“I’m always in the mentality of ‘get rich or die trying,’” Kuzma said postgame. “If you miss 10, just keep shooting, eventually it’ll fall if you trust it. I put a lot of work in and just believed in my jump shot, and it finally just paid off for me at the right time.”

Did he know that shot was going in when it left his hands?

“That one, I knew that was good. Only that one, though. That’s about it.”

Kuzma indeed hit the right shot at the right time, but it wasn’t his norm on the night. He shot just 9-of-24 from the field but had 21 points, eight rebounds and eight assists.

His cohorts iced the game for Washington in a much-needed win after letting one slip from their grasp vs. Oklahoma City on Wednesday. Kuzma, Bradley Beal and Kristaps Porzingis are quickly shaping up to be D.C.’s newest version of a ‘Big 3.’

It’s surely too early to equate the current trio’s impact to that of Arenas, Butler and Jamison. After all, Beal, Porzingis and Kuzma have only shared the court for about a dozen games thus far due to injuries and health and safety protocols. But when they are on the court together—even against an extremely depleted Heat squad—their potential is visible.

“We could not drop a game like this, obviously,” Porzingis said postgame. “They only had seven guys, but as I was saying, it’s really hard to play against teams like this because they play free, they were playing super random…we gave them life. They were leading most of the game and it got tough for us but Kuz hit that huge shot and kinda saved all of us.”

Porzingis has been arguably the Wizards’ best player this season, appearing unguardable at times when working at the high post and shooting over the top of shorter defenders. He’s a three-level threat who finished with 20 points, five assists and 17 rebounds, which was one short of tying his season high.
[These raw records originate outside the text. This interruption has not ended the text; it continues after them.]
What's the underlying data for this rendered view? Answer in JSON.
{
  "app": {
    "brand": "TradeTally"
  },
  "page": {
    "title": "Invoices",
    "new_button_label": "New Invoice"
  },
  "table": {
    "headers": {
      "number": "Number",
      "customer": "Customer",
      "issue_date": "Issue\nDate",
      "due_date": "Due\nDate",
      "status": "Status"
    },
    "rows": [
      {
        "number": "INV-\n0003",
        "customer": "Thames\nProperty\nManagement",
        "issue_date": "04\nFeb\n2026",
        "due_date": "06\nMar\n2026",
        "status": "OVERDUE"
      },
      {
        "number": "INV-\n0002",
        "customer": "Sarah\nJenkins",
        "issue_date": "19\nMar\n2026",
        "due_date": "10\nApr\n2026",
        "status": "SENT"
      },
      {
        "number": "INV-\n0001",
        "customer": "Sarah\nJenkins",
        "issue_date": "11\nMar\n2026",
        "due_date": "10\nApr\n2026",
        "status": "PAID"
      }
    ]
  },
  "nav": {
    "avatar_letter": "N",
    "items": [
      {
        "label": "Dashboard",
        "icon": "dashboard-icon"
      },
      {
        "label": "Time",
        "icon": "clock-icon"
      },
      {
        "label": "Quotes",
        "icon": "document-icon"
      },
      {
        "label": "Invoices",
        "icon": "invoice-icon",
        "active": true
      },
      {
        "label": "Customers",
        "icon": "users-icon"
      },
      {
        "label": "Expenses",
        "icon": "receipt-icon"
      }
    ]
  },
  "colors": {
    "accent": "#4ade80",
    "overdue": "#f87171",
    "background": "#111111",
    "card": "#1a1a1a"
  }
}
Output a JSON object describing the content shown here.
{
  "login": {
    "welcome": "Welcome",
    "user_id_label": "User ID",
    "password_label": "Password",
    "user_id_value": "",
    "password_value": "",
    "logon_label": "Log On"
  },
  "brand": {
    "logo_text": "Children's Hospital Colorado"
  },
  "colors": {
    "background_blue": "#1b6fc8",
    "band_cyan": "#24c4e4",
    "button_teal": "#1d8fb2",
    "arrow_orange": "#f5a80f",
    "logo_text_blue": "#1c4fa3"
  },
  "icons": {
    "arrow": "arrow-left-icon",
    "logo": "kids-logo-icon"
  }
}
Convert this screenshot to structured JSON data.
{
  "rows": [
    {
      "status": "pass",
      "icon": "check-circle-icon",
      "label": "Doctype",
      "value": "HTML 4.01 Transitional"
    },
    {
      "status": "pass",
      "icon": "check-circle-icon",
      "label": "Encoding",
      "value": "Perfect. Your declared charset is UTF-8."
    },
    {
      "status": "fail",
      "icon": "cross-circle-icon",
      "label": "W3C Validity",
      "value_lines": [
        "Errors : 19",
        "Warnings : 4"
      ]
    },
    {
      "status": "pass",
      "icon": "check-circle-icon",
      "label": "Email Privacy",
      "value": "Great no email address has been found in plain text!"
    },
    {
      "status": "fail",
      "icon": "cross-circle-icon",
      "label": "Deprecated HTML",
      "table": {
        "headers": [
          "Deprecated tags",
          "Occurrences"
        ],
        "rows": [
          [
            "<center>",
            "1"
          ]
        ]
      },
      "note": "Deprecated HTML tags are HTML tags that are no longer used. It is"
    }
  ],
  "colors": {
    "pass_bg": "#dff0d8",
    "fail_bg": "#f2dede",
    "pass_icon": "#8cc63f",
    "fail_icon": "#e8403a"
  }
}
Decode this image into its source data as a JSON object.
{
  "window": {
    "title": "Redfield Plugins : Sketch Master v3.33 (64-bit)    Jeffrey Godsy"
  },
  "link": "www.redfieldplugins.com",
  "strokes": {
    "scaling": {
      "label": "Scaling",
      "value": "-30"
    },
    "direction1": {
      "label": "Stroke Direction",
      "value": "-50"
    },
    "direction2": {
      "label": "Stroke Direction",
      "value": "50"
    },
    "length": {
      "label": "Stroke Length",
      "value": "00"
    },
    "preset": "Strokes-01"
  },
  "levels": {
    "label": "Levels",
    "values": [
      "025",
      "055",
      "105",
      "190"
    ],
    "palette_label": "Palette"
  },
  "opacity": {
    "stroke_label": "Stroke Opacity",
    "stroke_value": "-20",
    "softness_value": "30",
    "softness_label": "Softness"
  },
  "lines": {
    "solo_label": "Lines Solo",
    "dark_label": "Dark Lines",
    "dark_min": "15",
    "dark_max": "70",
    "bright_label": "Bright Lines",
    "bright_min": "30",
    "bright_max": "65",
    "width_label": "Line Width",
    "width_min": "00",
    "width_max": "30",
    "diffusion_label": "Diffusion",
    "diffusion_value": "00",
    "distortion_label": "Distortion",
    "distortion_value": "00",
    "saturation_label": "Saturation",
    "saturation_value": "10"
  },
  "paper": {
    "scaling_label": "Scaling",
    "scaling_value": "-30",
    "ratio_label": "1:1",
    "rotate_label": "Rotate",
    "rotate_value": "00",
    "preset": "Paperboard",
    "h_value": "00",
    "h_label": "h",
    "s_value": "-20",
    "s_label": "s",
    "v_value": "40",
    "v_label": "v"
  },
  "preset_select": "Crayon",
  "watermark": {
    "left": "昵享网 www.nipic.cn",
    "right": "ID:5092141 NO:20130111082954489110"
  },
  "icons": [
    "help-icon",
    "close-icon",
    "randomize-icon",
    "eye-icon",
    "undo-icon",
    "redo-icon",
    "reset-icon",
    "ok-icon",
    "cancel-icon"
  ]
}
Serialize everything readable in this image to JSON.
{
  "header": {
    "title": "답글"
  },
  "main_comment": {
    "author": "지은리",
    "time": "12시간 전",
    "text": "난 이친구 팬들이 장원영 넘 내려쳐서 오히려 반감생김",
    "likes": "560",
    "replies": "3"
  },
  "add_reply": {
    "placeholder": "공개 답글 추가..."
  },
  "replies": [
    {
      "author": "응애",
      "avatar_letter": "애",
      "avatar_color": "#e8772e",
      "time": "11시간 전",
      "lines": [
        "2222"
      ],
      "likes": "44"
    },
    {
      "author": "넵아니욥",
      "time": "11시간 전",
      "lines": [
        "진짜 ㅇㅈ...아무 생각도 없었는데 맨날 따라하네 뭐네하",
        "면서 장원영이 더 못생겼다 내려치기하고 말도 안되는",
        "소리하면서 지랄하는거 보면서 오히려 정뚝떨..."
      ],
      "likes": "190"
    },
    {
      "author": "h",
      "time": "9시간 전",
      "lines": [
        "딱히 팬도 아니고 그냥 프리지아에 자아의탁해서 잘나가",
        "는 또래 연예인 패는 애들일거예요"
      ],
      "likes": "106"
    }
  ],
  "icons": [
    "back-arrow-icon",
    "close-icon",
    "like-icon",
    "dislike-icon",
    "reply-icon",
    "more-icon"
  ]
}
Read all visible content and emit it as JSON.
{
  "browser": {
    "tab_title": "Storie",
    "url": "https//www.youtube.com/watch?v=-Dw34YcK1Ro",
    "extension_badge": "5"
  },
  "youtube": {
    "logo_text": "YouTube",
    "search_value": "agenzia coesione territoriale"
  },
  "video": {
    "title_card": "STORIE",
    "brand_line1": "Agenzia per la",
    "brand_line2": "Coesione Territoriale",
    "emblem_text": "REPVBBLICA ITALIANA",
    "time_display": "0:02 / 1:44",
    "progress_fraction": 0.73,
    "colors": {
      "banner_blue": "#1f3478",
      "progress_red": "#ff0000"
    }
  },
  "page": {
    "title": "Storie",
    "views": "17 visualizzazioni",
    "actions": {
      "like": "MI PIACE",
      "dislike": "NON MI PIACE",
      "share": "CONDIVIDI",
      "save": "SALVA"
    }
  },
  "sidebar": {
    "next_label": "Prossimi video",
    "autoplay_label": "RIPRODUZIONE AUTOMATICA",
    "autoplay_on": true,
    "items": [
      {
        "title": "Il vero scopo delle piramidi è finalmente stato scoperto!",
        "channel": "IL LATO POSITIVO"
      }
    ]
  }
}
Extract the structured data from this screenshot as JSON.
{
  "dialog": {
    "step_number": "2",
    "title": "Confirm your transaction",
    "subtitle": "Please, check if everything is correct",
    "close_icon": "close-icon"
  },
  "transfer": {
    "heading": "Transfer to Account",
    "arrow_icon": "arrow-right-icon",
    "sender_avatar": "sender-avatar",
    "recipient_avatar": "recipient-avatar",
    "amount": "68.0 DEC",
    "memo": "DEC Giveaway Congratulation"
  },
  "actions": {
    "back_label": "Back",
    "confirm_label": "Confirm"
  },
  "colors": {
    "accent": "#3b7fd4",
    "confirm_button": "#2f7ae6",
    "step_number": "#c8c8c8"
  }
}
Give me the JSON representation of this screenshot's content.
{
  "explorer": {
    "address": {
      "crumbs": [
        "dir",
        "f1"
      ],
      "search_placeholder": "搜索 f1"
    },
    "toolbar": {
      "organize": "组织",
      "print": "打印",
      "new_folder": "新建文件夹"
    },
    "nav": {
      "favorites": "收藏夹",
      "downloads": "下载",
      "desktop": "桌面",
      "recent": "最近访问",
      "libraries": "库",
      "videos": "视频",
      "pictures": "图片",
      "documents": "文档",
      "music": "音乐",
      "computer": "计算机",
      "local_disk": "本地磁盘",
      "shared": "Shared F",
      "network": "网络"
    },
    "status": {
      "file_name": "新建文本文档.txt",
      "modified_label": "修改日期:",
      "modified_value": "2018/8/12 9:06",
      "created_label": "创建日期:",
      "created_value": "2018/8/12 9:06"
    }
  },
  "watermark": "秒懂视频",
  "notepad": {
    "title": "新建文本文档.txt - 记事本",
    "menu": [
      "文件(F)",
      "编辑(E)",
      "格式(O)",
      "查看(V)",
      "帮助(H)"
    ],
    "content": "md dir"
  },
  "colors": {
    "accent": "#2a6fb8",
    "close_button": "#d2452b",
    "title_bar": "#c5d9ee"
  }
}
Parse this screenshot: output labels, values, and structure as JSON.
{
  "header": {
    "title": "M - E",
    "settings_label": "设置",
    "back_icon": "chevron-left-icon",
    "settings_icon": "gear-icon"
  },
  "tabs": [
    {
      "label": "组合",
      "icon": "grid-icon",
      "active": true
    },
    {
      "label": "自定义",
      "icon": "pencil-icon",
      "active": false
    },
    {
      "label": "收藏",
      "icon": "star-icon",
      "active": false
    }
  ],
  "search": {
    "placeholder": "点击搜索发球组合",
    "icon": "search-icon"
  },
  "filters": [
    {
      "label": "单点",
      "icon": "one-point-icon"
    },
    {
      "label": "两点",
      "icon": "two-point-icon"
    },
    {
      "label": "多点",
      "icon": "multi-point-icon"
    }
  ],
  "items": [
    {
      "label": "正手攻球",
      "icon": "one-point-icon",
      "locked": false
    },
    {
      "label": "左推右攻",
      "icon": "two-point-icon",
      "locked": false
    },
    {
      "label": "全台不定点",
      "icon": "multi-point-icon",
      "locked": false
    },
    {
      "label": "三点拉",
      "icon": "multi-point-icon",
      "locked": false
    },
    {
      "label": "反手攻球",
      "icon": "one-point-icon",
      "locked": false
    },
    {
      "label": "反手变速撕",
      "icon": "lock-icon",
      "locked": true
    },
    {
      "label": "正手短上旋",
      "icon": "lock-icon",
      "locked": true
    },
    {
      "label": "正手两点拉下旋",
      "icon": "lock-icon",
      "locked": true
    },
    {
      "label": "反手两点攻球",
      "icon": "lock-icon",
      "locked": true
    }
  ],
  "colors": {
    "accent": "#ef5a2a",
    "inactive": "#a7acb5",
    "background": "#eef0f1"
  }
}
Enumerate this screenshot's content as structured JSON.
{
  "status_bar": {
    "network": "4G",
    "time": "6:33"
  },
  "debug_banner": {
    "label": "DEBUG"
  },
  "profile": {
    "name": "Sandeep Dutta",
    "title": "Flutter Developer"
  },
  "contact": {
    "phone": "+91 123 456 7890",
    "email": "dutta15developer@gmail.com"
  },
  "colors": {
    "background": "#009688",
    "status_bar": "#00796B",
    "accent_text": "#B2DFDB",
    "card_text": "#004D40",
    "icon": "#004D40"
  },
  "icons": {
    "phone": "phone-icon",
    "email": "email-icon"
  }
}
Porzingis was the workhorse of Washington’s four-game win streak when Beal was sidelined due to health protocols. In his second game back, Beal struggled with turnovers but still scored a team-high 27 points to go along with eight rebounds.

“I’d have to look at the film, I would think it’s more rust [causing Beal’s turnovers],” head coach Wes Unseld Jr. said postgame. “I think the vast majority of the turnovers were just errant passes, just not on time or on target…in general, I’d say most of them were controllable.”

What we saw from the Wizards’ ‘New Big 3,’ if that moniker sticks, was very encouraging. Combining for 68 of Washington's 107 points on the night, they're the engine driving the team.

The trio is still in their infant stages of playing together, but their combined offensive arsenal is undeniable. As they move forward this season, developing their chemistry even further will be key.